MacLean speaks highly of her late husband, saying he was a bubbly man who was always smiling.

“He loved his fellow riders. They made him happy and he was always so friendly with them and everyone else.”

Married in 1995, the couple were just months short of celebrating their 15-year anniversary before the fatal accident.

On a warm April day in 2010 the pair were returning to their home in St. Ann’s from Charlottetown when they were struck by a van on their bike.

The van was waiting to turn left at a green light, but what the young driving didn’t do was allow the motorcycle coming from the other direction to drive straight through.

“He turned left and we collided right there. My husband died instantly.”

Karyn broke her pelvis, arm, leg, shoulder, ribs, and two hips in the accident. Fighting for life was much harder without her partner by her side.

At Sunday’s event, Melanie MacKay was near the front of the pack. Selected as one of the navigators to lead the group, it’s a responsibility MacKay has never taken on before.

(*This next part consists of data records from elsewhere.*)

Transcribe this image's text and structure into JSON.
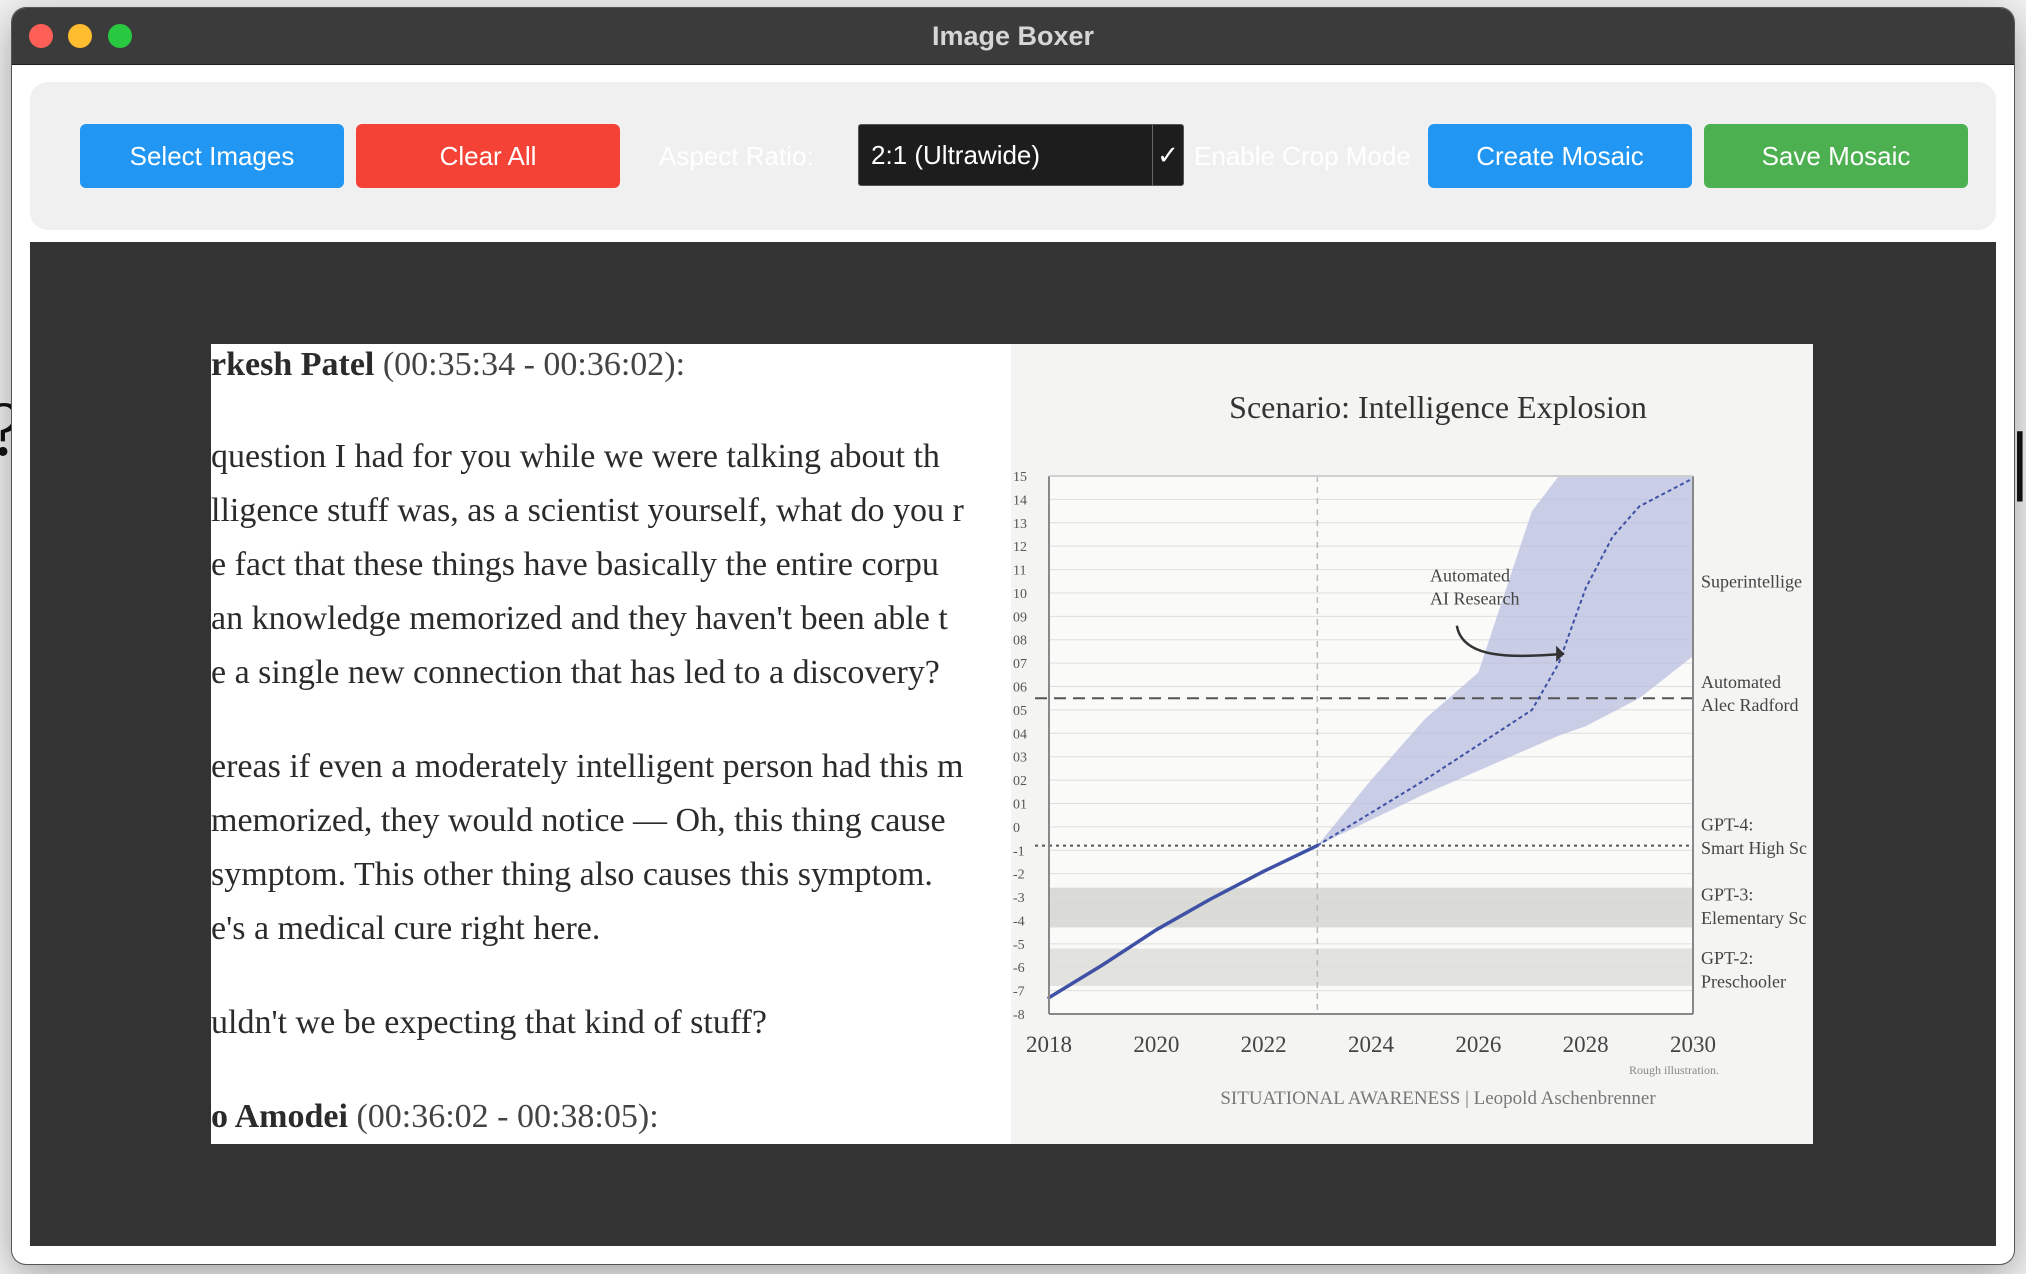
{
  "window": {
    "title": "Image Boxer"
  },
  "toolbar": {
    "select_images": "Select Images",
    "clear_all": "Clear All",
    "aspect_ratio_label": "Aspect Ratio:",
    "aspect_ratio_value": "2:1 (Ultrawide)",
    "dropdown_check": "✓",
    "crop_mode_label": "Enable Crop Mode",
    "create_mosaic": "Create Mosaic",
    "save_mosaic": "Save Mosaic"
  },
  "colors": {
    "titlebar": "#3b3b3b",
    "primary_button": "#2196f3",
    "danger_button": "#f44336",
    "success_button": "#4caf50",
    "canvas_background": "#333333"
  },
  "transcript": {
    "speaker1_name": "rkesh Patel",
    "speaker1_time": "(00:35:34 - 00:36:02):",
    "para1": [
      "question I had for you while we were talking about th",
      "lligence stuff was, as a scientist yourself, what do you r",
      "e fact that these things have basically the entire corpu",
      "an knowledge memorized and they haven't been able t",
      "e a single new connection that has led to a discovery?"
    ],
    "para2": [
      "ereas if even a moderately intelligent person had this m",
      "memorized, they would notice — Oh, this thing cause",
      "symptom. This other thing also causes this symptom.",
      "e's a medical cure right here."
    ],
    "para3": "uldn't we be expecting that kind of stuff?",
    "speaker2_name": "o Amodei",
    "speaker2_time": "(00:36:02 - 00:38:05):"
  },
  "chart_data": {
    "type": "line",
    "title": "Scenario: Intelligence Explosion",
    "x_ticks": [
      "2018",
      "2020",
      "2022",
      "2024",
      "2026",
      "2028",
      "2030"
    ],
    "xlim": [
      2018,
      2030
    ],
    "y_ticks": [
      "15",
      "14",
      "13",
      "12",
      "11",
      "10",
      "09",
      "08",
      "07",
      "06",
      "05",
      "04",
      "03",
      "02",
      "01",
      "0",
      "-1",
      "-2",
      "-3",
      "-4",
      "-5",
      "-6",
      "-7",
      "-8"
    ],
    "ylim": [
      -8,
      15
    ],
    "series": [
      {
        "x": [
          2018,
          2019,
          2020,
          2021,
          2022,
          2023
        ],
        "y": [
          -7.3,
          -5.9,
          -4.4,
          -3.1,
          -1.9,
          -0.8
        ]
      }
    ],
    "projection": {
      "x": [
        2023,
        2024,
        2025,
        2026,
        2027,
        2027.5,
        2028,
        2028.5,
        2029,
        2030
      ],
      "y": [
        -0.8,
        0.6,
        2.0,
        3.5,
        5.0,
        7.0,
        10.2,
        12.4,
        13.7,
        14.9
      ],
      "upper": [
        -0.8,
        2.0,
        4.6,
        6.6,
        13.5,
        15,
        15,
        15,
        15,
        15
      ],
      "lower": [
        -0.8,
        0.3,
        1.4,
        2.4,
        3.4,
        3.9,
        4.3,
        4.9,
        5.5,
        7.3
      ]
    },
    "reference_lines": [
      {
        "y": 5.5,
        "style": "dashed"
      },
      {
        "y": -0.8,
        "style": "dotted"
      }
    ],
    "annotations": [
      {
        "text": "Automated",
        "x": 2025.1,
        "y": 10.5
      },
      {
        "text": "AI Research",
        "x": 2025.1,
        "y": 9.5
      }
    ],
    "right_labels": [
      {
        "text": "Superintellige",
        "y": 10.5
      },
      {
        "text": "Automated",
        "y": 6.2
      },
      {
        "text": "Alec Radford",
        "y": 5.2
      },
      {
        "text": "GPT-4:",
        "y": 0.1
      },
      {
        "text": "Smart High Sc",
        "y": -0.9
      },
      {
        "text": "GPT-3:",
        "y": -2.9
      },
      {
        "text": "Elementary Sc",
        "y": -3.9
      },
      {
        "text": "GPT-2:",
        "y": -5.6
      },
      {
        "text": "Preschooler",
        "y": -6.6
      }
    ],
    "footnote": "Rough illustration.",
    "source": "SITUATIONAL AWARENESS | Leopold Aschenbrenner",
    "grid": true,
    "colors": {
      "line": "#3f51a5",
      "band": "#b9bde0",
      "axis": "#888888"
    }
  }
}
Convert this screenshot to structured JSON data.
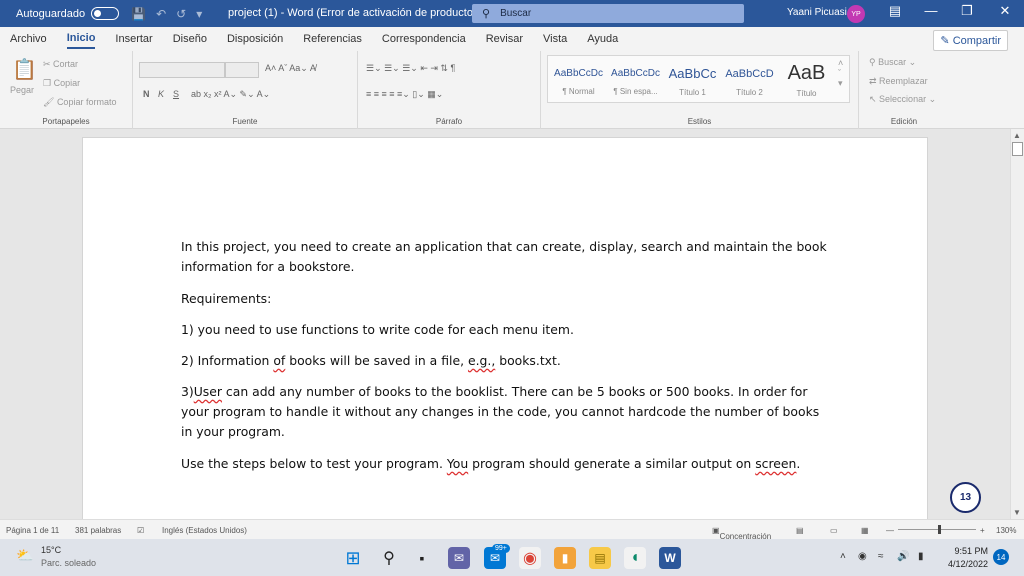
{
  "titlebar": {
    "autosave": "Autoguardado",
    "doc_title": "project (1)  -  Word (Error de activación de productos)",
    "search": "Buscar",
    "user": "Yaani Picuasi",
    "avatar": "YP"
  },
  "menu": {
    "tabs": [
      "Archivo",
      "Inicio",
      "Insertar",
      "Diseño",
      "Disposición",
      "Referencias",
      "Correspondencia",
      "Revisar",
      "Vista",
      "Ayuda"
    ],
    "share": "Compartir"
  },
  "ribbon": {
    "clipboard": {
      "paste": "Pegar",
      "cut": "Cortar",
      "copy": "Copiar",
      "format_painter": "Copiar formato",
      "label": "Portapapeles"
    },
    "font": {
      "label": "Fuente",
      "bold": "N",
      "italic": "K",
      "underline": "S"
    },
    "paragraph": {
      "label": "Párrafo"
    },
    "styles": {
      "label": "Estilos",
      "items": [
        {
          "sample": "AaBbCcDc",
          "name": "¶ Normal"
        },
        {
          "sample": "AaBbCcDc",
          "name": "¶ Sin espa..."
        },
        {
          "sample": "AaBbCc",
          "name": "Título 1"
        },
        {
          "sample": "AaBbCcD",
          "name": "Título 2"
        },
        {
          "sample": "AaB",
          "name": "Título"
        }
      ]
    },
    "editing": {
      "label": "Edición",
      "find": "Buscar",
      "replace": "Reemplazar",
      "select": "Seleccionar"
    }
  },
  "document": {
    "p1": "In this project, you need to create an application that can create, display, search and maintain the book information for a bookstore.",
    "p2": "Requirements:",
    "p3": "1) you need to use functions to write code for each menu item.",
    "p4a": "2) Information ",
    "p4b": "of",
    "p4c": " books will be saved in a file, ",
    "p4d": "e.g.,",
    "p4e": " books.txt.",
    "p5a": "3)",
    "p5b": "User",
    "p5c": " can add any number of books to the booklist. There can be 5 books or 500 books. In order for your program to handle it without any changes in the code, you cannot hardcode the number of books in your program.",
    "p6a": "Use the steps below to test your program. ",
    "p6b": "You",
    "p6c": " program should generate a similar output on ",
    "p6d": "screen",
    "p6e": ".",
    "badge": "13"
  },
  "status": {
    "page": "Página 1 de 11",
    "words": "381 palabras",
    "language": "Inglés (Estados Unidos)",
    "focus": "Concentración",
    "zoom": "130%"
  },
  "taskbar": {
    "temp": "15°C",
    "weather": "Parc. soleado",
    "mail_badge": "99+",
    "time": "9:51 PM",
    "date": "4/12/2022",
    "notifications": "14"
  }
}
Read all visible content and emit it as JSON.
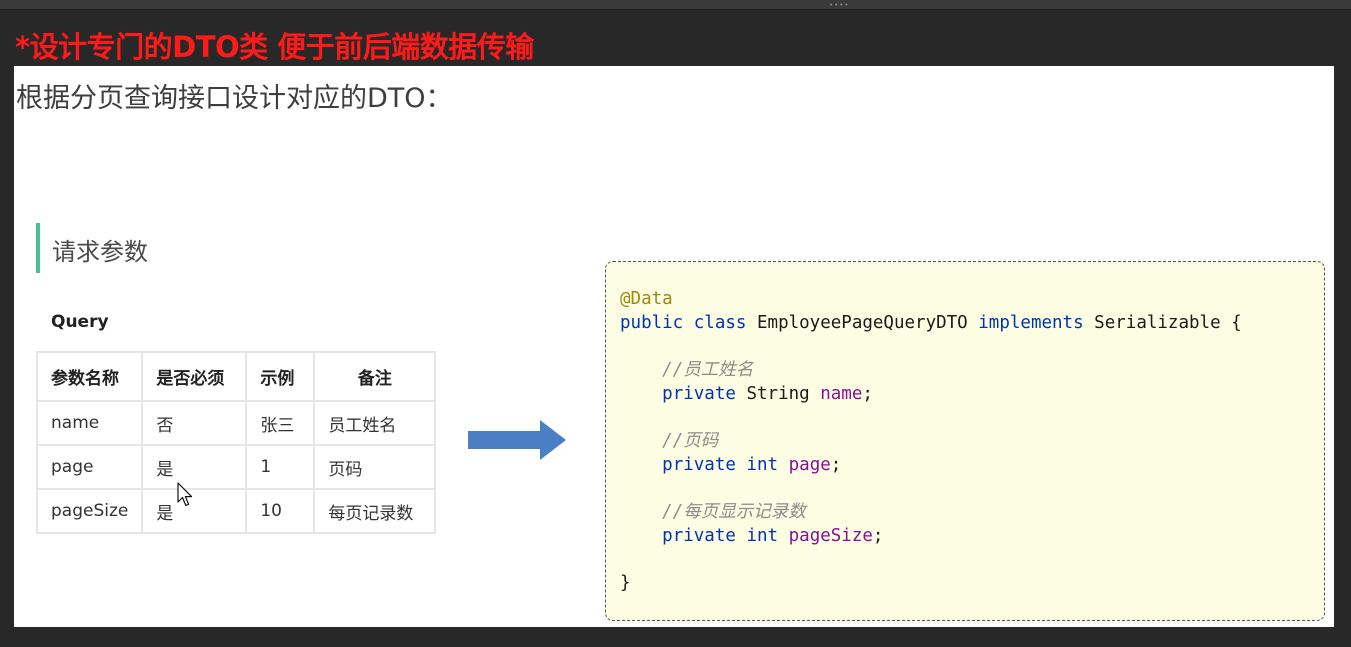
{
  "headline": "*设计专门的DTO类 便于前后端数据传输",
  "slide": {
    "title": "根据分页查询接口设计对应的DTO：",
    "section_title": "请求参数",
    "query_label": "Query",
    "table": {
      "headers": [
        "参数名称",
        "是否必须",
        "示例",
        "备注"
      ],
      "rows": [
        [
          "name",
          "否",
          "张三",
          "员工姓名"
        ],
        [
          "page",
          "是",
          "1",
          "页码"
        ],
        [
          "pageSize",
          "是",
          "10",
          "每页记录数"
        ]
      ]
    },
    "code": {
      "annotation": "@Data",
      "kw_public": "public",
      "kw_class": "class",
      "class_name": "EmployeePageQueryDTO",
      "kw_implements": "implements",
      "interface_name": "Serializable",
      "open_brace": "{",
      "close_brace": "}",
      "kw_private": "private",
      "fields": [
        {
          "comment": "//员工姓名",
          "type": "String",
          "type_is_keyword": false,
          "name": "name"
        },
        {
          "comment": "//页码",
          "type": "int",
          "type_is_keyword": true,
          "name": "page"
        },
        {
          "comment": "//每页显示记录数",
          "type": "int",
          "type_is_keyword": true,
          "name": "pageSize"
        }
      ]
    }
  },
  "colors": {
    "headline": "#ff1a1a",
    "section_accent": "#4cbf8f",
    "arrow": "#4a7fc4",
    "code_background": "#fdfde3",
    "keyword": "#0033b3",
    "field": "#871094",
    "annotation": "#9e880d"
  },
  "icons": [
    "right-arrow-icon",
    "mouse-cursor-icon",
    "window-grip-icon"
  ]
}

“I’m not very trained in this,” laughed MacKay. “My husband is at the back keeping an eye on everything so he’ll help guide me through this hopefully.”

MacKay, like many other riders, said the memorial ride is great for awareness.

For project organizer Roger Cassie awareness is the goal.

He lost his cousin, Arsenault, four years ago after a motorcycle crash in Bedeque.

“She was like a sister to me. After her accident we created this event.”

While bikers understand the potential risks of suiting up and going for a drive, Cassie said Sunday’s event was to educate and to reflect on those lost.

“We want people in cars to be more alert of the motorcycles on the roadways.”

The event raised $3,235, which will be donated to the Salvation Army Food Bank.

After four months in hospital, MacLean was determined to get back on a bike.

“I wanted to ride again because I know that’s what Paul would have wanted me to do.”

A year after the accident she was a passenger again, riding with other bikers across the Island.

“I was never scared to get back up and try again.”

The memorial ride may never get easy for her, but not being alone makes it better, she said.

“I know he’s up there smiling down on me.”